Now let’s look at those rep shavers. ‘Karen’ is on the board (150 wall balls for time).. I’m scanning the scores from the earlier classes and I see that ‘John’ did it in 5:15. Well… I’m going to do it in 5:00! 3-2-1 go… rep after rep (let’s say for the sake of this scenario that all my reps are legitimately good).. I’m getting tired and no one else is counting my reps, but me….. Rep, rep, rep… oh jeez the clock says 4:45 and I’m only at 119… eh screw it, I have to beat John so I just call it at the 5:00 minute mark even though I only completed about 130 reps. No one will know. I report my score, Coach gives me a high five, and no one is the wiser.
A few weeks down the road, ‘Karen’ comes up again and we do it with a partner who helps keep count. Where am I now? I shaved 20 reps last time to get that score and I’ve done nothing between then and now to improve my ability in this WOD. I’m in trouble because there is no way I can repeat that score with a proper rep count… busted.
Guys, regardless of what your scenario is, it all boils down to integrity and diligence in your training. If you truly want to improve and succeed you have to hold yourself accountable. We as coaches do our best to give corrections and cues throughout, but I can’t stand next to you and count every rep or watch to make sure your toes hit that bar every time. There is always room for improvement and I am the first to admit that sometimes fatigue, injury, or whatever else affects the movement. If that’s the case, do your best at the proper progression, but don’t come report RX when 90% of the time your toes were 8 inches from the bar.
If you need help with a progression, ASK US. We are here to guide your progress so if there is something you’re struggling with or you don’t know the proper way to progress, get with your coach and we’ll figure it out, but don’t settle for mediocre movement for the sake of the score.
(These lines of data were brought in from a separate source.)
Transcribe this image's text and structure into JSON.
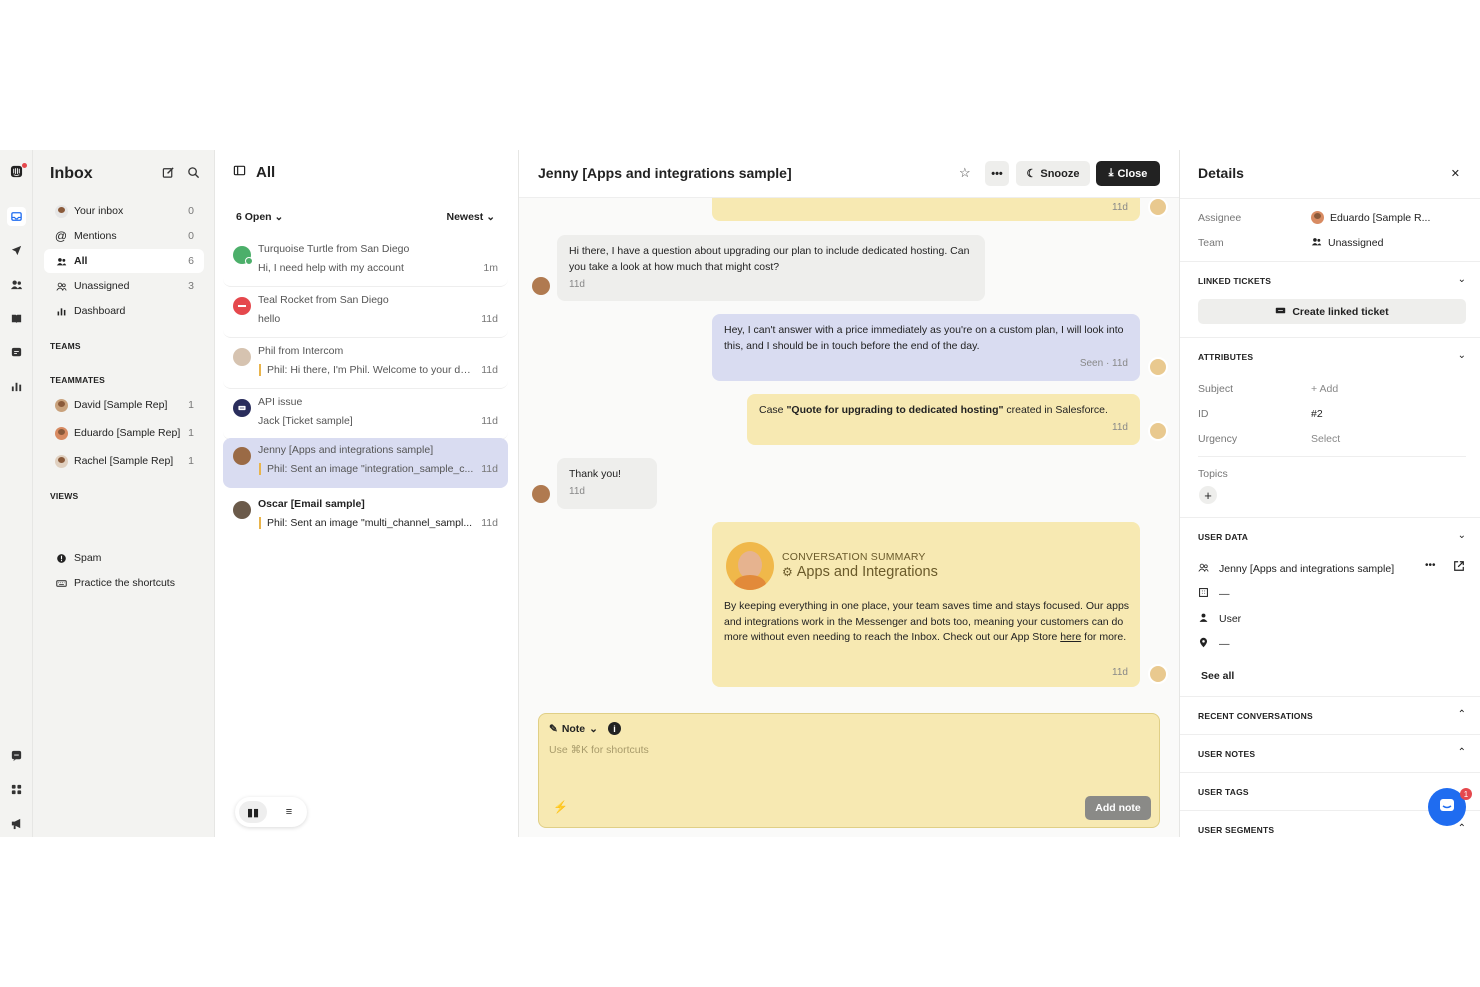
{
  "nav": {
    "title": "Inbox",
    "items": [
      {
        "label": "Your inbox",
        "count": "0"
      },
      {
        "label": "Mentions",
        "count": "0"
      },
      {
        "label": "All",
        "count": "6"
      },
      {
        "label": "Unassigned",
        "count": "3"
      },
      {
        "label": "Dashboard",
        "count": ""
      }
    ],
    "teams_label": "TEAMS",
    "teammates_label": "TEAMMATES",
    "teammates": [
      {
        "label": "David [Sample Rep]",
        "count": "1"
      },
      {
        "label": "Eduardo [Sample Rep]",
        "count": "1"
      },
      {
        "label": "Rachel [Sample Rep]",
        "count": "1"
      }
    ],
    "views_label": "VIEWS",
    "bottom": [
      {
        "label": "Spam"
      },
      {
        "label": "Practice the shortcuts"
      }
    ]
  },
  "list": {
    "title": "All",
    "filter": "6 Open",
    "sort": "Newest",
    "conversations": [
      {
        "name": "Turquoise Turtle from San Diego",
        "preview": "Hi, I need help with my account",
        "time": "1m",
        "avatar_color": "#4caf6a"
      },
      {
        "name": "Teal Rocket from San Diego",
        "preview": "hello",
        "time": "11d",
        "avatar_color": "#e5484d"
      },
      {
        "name": "Phil from Intercom",
        "preview": "Phil: Hi there, I'm Phil. Welcome to your de...",
        "time": "11d",
        "avatar_color": "#d6c3b0"
      },
      {
        "name": "API issue",
        "preview": "Jack [Ticket sample]",
        "time": "11d",
        "avatar_color": "#2a2d5c"
      },
      {
        "name": "Jenny [Apps and integrations sample]",
        "preview": "Phil: Sent an image \"integration_sample_c...",
        "time": "11d",
        "avatar_color": "#9a6a45"
      },
      {
        "name": "Oscar [Email sample]",
        "preview": "Phil: Sent an image \"multi_channel_sampl...",
        "time": "11d",
        "avatar_color": "#6b5a4a"
      }
    ]
  },
  "chat": {
    "title": "Jenny [Apps and integrations sample]",
    "snooze": "Snooze",
    "close": "Close",
    "top_time": "11d",
    "msg1": {
      "text": "Hi there, I have a question about upgrading our plan to include dedicated hosting. Can you take a look at how much that might cost?",
      "time": "11d"
    },
    "msg2": {
      "text": "Hey, I can't answer with a price immediately as you're on a custom plan, I will look into this, and I should be in touch before the end of the day.",
      "time": "Seen · 11d"
    },
    "case": {
      "prefix": "Case ",
      "bold": "\"Quote for upgrading to dedicated hosting\"",
      "suffix": " created in Salesforce.",
      "time": "11d"
    },
    "msg3": {
      "text": "Thank you!",
      "time": "11d"
    },
    "summary": {
      "label": "CONVERSATION SUMMARY",
      "title": "Apps and Integrations",
      "body_pre": "By keeping everything in one place, your team saves time and stays focused. Our apps and integrations work in the Messenger and bots too, meaning your customers can do more without even needing to reach the Inbox. Check out our App Store ",
      "link": "here",
      "body_post": " for more.",
      "time": "11d"
    },
    "composer": {
      "mode": "Note",
      "placeholder": "Use ⌘K for shortcuts",
      "add": "Add note"
    }
  },
  "details": {
    "title": "Details",
    "assignee_label": "Assignee",
    "assignee": "Eduardo [Sample R...",
    "team_label": "Team",
    "team": "Unassigned",
    "linked_tickets": "LINKED TICKETS",
    "create_ticket": "Create linked ticket",
    "attributes": "ATTRIBUTES",
    "subject_label": "Subject",
    "subject": "+ Add",
    "id_label": "ID",
    "id": "#2",
    "urgency_label": "Urgency",
    "urgency": "Select",
    "topics_label": "Topics",
    "user_data": "USER DATA",
    "user_name": "Jenny [Apps and integrations sample]",
    "company": "—",
    "role": "User",
    "location": "—",
    "see_all": "See all",
    "recent": "RECENT CONVERSATIONS",
    "notes": "USER NOTES",
    "tags": "USER TAGS",
    "segments": "USER SEGMENTS",
    "unread_badge": "1"
  }
}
Aristotle said, “We are what we repeatedly do. Excellence, then, is not an act, but a habit.”